The little house at the end of a pier in Crissy Field is called a tide house, because equipment inside measures the daily rise and fall of the tide it's been doing that for 155 years.
"Well this particular station is amazing. It's been measuring continuously since 1854," said National Oceanic and Atmospheric Administration scientist Stephen Gill.
Gill says it's the oldest tidal gauge in the western hemisphere. It's had a couple upgrades over the years.
Its original purpose was to help ships safely navigate the bay, but its data is now invaluable to climate researchers, because the gauge also monitors sea levels.
"The sea level has been rising since 1900 about two millimeters per year," said Gill.
That's about eight inches over the last 100 years. Combined with data from other gauges around the world, Gill says it helps shows a sea level rise of two millimeters a year globally as well and now satellite data is monitoring the rising sea as well.
"That system is suggesting a three millimeter per year rise and its sort of implying that over the last 15 years there's been an acceleration," said Gill.
Berkeley-based explorer Dennis Schmidt doesn't need gauges to know the earth is warming.
He is credited with discovering the earth's newest island, revealed in eastern Greenland in 2005 with the retreat of an ice shelf.
He knew the area from living among the Eskimos for years and he named it "Warming Island" in the Eskimo dialect of the region.
This summer, he was in the eastern Siberian Sea for the first time in about 40 years and he said the ice is gone and polar bears are stranded on an island.

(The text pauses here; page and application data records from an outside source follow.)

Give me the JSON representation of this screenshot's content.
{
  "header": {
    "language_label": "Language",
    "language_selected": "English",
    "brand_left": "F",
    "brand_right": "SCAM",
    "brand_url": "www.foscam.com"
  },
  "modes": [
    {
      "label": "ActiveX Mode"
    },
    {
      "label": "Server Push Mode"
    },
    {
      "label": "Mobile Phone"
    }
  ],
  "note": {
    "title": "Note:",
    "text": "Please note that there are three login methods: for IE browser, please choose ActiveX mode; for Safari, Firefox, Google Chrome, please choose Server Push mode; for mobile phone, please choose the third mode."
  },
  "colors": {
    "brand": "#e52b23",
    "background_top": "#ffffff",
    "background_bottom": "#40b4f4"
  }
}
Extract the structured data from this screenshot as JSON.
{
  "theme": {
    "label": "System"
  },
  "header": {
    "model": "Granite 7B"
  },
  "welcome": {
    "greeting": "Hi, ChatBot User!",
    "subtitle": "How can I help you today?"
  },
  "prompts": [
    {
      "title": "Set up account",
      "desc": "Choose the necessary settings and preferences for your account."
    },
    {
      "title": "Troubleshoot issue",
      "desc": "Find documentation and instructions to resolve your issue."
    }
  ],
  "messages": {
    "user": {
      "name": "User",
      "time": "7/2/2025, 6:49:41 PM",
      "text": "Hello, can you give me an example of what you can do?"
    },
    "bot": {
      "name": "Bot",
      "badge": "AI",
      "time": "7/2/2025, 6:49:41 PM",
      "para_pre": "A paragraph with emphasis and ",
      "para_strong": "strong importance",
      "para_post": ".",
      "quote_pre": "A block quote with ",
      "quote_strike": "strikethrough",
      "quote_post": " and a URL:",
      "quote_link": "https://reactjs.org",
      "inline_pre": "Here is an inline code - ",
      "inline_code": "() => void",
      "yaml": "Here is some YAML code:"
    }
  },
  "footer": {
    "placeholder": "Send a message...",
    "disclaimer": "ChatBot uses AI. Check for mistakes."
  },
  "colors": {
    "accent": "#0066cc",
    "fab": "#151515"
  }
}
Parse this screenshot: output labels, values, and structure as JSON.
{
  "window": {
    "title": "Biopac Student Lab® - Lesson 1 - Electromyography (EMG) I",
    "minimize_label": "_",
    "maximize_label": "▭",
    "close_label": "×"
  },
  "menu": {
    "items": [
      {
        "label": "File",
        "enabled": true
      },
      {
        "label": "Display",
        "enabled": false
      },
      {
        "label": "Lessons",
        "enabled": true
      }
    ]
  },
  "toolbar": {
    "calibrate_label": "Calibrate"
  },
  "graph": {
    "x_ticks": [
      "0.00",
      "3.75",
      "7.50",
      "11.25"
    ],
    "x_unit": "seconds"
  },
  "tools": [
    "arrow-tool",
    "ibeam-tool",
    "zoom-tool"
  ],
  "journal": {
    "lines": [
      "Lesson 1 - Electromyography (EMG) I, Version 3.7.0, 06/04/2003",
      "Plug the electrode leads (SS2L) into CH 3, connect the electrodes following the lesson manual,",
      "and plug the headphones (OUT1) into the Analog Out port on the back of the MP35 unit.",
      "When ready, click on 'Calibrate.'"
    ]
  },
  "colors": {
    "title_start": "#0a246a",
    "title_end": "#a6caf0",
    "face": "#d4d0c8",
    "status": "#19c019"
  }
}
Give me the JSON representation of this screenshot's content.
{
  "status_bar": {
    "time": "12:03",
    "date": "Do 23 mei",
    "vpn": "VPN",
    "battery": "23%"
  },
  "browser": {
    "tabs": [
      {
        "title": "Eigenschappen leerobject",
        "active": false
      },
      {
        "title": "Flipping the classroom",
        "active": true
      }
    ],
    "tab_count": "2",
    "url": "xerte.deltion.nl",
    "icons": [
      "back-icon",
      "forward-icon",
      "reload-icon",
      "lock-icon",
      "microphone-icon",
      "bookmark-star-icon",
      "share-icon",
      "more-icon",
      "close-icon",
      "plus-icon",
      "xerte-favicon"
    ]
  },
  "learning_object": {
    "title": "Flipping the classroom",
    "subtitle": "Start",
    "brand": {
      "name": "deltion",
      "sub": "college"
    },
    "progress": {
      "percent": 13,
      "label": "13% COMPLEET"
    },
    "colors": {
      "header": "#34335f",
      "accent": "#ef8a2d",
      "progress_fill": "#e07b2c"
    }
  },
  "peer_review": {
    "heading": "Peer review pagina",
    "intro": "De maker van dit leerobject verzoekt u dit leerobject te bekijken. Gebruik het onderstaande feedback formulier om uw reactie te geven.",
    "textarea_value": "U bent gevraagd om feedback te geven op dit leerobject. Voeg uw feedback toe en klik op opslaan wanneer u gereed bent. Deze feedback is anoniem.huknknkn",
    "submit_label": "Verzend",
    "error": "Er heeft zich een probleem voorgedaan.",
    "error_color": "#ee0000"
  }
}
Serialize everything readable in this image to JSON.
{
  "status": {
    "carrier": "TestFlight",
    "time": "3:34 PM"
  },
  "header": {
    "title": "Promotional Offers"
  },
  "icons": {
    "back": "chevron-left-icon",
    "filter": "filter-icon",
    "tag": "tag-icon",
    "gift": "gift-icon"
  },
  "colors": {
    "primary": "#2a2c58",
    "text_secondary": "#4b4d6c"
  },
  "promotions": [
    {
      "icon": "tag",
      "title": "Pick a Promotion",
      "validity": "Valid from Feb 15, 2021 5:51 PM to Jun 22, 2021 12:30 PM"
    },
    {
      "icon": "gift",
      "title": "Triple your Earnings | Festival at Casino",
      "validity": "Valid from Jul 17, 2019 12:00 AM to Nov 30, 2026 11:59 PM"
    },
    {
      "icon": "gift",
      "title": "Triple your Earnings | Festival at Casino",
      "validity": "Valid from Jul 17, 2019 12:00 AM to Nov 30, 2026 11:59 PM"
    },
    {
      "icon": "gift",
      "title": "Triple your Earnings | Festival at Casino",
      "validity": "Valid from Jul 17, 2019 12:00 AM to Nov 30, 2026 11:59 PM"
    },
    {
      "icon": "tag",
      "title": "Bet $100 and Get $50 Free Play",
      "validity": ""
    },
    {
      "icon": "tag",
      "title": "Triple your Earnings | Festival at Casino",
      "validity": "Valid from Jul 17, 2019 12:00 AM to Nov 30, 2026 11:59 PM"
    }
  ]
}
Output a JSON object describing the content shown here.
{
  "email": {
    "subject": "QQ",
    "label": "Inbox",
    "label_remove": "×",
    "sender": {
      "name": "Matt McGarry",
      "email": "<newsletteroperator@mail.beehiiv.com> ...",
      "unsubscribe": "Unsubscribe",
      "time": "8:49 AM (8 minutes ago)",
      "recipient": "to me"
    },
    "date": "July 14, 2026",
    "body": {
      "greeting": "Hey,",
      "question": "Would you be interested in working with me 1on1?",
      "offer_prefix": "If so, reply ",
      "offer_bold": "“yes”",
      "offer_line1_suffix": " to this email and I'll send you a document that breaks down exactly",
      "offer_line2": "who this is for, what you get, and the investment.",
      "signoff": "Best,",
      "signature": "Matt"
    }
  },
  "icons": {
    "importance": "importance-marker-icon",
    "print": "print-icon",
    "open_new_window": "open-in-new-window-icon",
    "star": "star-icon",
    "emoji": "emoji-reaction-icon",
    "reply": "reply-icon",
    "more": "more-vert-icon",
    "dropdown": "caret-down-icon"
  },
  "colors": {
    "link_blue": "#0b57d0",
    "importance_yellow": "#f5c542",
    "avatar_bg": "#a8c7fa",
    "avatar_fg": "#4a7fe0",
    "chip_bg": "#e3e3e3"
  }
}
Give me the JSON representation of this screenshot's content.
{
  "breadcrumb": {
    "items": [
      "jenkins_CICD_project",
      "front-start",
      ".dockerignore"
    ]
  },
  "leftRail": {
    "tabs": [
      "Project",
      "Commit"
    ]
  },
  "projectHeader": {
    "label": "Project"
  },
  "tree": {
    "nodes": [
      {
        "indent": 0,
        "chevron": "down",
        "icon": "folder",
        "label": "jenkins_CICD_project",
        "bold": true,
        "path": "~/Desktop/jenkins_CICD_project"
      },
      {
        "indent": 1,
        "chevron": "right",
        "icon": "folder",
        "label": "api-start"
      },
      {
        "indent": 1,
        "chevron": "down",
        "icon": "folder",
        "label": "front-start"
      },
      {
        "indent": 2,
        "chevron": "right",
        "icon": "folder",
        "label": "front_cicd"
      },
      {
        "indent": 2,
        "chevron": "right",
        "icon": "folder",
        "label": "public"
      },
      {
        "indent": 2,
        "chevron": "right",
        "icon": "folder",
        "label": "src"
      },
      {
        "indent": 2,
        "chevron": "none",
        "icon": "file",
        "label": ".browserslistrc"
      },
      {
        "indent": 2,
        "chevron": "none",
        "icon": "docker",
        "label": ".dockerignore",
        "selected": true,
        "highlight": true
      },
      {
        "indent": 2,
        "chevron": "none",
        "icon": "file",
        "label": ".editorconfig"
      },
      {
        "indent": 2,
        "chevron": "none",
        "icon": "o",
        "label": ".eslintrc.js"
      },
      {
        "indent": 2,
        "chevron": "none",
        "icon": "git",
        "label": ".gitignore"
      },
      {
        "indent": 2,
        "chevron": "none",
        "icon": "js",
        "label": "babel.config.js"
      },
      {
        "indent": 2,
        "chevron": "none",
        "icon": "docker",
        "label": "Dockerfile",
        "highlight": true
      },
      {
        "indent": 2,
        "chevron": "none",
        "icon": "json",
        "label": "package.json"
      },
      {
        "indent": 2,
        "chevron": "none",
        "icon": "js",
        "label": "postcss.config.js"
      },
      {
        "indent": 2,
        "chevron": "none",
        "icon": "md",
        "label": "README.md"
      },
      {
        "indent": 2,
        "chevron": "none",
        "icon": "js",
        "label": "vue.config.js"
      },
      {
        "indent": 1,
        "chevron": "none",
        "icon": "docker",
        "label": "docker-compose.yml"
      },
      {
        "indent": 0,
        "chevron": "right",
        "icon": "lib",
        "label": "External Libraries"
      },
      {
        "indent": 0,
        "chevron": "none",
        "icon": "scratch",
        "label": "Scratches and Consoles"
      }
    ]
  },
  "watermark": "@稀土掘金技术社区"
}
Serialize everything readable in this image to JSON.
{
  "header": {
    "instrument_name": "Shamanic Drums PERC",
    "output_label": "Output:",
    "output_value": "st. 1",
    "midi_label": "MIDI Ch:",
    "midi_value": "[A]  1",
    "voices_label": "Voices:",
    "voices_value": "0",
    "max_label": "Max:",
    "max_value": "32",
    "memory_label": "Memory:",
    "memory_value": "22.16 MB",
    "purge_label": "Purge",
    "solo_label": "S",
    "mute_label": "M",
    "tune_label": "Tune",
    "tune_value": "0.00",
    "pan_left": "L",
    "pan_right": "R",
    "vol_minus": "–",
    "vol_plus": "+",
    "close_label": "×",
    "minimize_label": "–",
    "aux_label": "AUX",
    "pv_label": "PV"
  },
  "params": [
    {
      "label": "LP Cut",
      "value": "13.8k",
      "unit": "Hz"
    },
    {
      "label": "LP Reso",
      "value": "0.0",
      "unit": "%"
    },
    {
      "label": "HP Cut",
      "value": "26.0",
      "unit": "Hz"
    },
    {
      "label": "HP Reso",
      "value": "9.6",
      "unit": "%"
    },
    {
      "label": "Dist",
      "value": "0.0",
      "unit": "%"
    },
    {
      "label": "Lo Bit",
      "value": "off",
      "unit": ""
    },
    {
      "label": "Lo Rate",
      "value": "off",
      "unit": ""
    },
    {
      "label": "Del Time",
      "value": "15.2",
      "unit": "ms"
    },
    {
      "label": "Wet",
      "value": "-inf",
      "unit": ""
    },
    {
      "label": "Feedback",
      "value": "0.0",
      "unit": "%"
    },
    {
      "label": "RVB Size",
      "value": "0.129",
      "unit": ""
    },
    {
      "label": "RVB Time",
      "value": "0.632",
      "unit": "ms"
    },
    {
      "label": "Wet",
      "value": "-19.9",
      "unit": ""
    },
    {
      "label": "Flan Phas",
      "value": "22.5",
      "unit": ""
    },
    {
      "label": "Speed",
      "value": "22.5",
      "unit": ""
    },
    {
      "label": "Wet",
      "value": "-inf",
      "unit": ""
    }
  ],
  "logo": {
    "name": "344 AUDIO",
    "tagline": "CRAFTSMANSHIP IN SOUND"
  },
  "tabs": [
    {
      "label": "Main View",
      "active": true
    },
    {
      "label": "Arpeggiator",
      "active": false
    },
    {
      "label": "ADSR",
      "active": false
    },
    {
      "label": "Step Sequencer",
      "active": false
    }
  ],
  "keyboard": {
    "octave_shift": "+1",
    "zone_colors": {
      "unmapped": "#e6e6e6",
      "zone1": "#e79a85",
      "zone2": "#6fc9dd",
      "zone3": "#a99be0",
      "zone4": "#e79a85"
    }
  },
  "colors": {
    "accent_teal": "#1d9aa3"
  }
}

"Eventually starvation pushes them out to sea to try to find ice to work from, but there is no ice now so some of these bears we saw swimming past our boat, very sad to see them swimming past, knowing that they were swimming into nowhere," said Schmidt.
Schmidt is not following developments at the Copenhagen Climate Conference, leaving politics to the politicians.